## Task statement
From the entries that follow, gather each line holding the word "this".

## Supplied information
-.-.-

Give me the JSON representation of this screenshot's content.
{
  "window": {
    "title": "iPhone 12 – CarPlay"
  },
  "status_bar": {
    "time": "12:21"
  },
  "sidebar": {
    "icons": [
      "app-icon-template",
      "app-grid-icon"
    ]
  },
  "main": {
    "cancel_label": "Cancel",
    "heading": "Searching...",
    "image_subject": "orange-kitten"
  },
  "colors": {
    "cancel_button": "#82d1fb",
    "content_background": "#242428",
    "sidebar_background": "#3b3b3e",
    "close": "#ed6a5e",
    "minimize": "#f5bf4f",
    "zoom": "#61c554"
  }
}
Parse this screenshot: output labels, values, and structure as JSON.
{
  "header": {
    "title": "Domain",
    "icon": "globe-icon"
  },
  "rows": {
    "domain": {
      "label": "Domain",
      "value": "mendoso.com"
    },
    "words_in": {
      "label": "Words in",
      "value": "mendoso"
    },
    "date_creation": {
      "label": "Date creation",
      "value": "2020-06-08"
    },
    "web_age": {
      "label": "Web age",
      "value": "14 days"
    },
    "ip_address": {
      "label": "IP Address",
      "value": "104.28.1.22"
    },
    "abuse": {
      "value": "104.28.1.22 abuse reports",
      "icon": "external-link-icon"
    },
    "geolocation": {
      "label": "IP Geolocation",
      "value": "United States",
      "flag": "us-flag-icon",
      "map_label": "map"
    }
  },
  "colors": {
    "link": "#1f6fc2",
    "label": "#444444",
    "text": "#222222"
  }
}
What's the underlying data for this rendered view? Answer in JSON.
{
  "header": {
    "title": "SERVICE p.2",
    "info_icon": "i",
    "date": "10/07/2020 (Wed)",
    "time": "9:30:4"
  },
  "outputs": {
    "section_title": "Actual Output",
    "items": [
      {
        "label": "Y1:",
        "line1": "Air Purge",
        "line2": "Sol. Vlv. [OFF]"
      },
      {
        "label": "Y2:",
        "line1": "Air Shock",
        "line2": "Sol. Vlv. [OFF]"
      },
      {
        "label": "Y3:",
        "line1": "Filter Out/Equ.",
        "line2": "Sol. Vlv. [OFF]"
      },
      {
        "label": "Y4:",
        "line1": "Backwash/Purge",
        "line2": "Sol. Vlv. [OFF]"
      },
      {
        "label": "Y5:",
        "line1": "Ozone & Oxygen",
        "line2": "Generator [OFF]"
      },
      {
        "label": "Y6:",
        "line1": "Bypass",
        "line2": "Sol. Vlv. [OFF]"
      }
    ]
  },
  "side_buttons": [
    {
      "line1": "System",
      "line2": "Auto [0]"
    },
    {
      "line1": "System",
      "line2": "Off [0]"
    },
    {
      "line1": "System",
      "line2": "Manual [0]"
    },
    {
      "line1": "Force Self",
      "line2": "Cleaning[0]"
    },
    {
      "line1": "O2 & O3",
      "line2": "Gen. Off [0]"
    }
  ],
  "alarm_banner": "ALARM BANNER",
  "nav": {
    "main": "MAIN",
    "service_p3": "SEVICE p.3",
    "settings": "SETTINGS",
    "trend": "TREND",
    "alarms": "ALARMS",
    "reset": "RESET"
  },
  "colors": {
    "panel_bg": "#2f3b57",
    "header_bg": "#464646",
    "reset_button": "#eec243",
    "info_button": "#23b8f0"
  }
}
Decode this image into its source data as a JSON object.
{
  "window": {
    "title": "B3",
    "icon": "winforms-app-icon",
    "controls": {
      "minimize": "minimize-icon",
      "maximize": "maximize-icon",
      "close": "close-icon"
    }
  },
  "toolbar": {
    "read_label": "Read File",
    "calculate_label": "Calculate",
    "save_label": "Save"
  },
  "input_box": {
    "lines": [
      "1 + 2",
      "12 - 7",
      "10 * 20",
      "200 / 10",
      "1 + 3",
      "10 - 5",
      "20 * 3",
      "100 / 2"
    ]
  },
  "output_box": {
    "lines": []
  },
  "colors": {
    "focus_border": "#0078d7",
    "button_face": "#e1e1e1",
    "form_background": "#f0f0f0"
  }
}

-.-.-

## Exercise response
Give me the JSON representation of this screenshot's content.
Parse this screenshot: output labels, values, and structure as JSON.
What's the underlying data for this rendered view? Answer in JSON.
Decode this image into its source data as a JSON object.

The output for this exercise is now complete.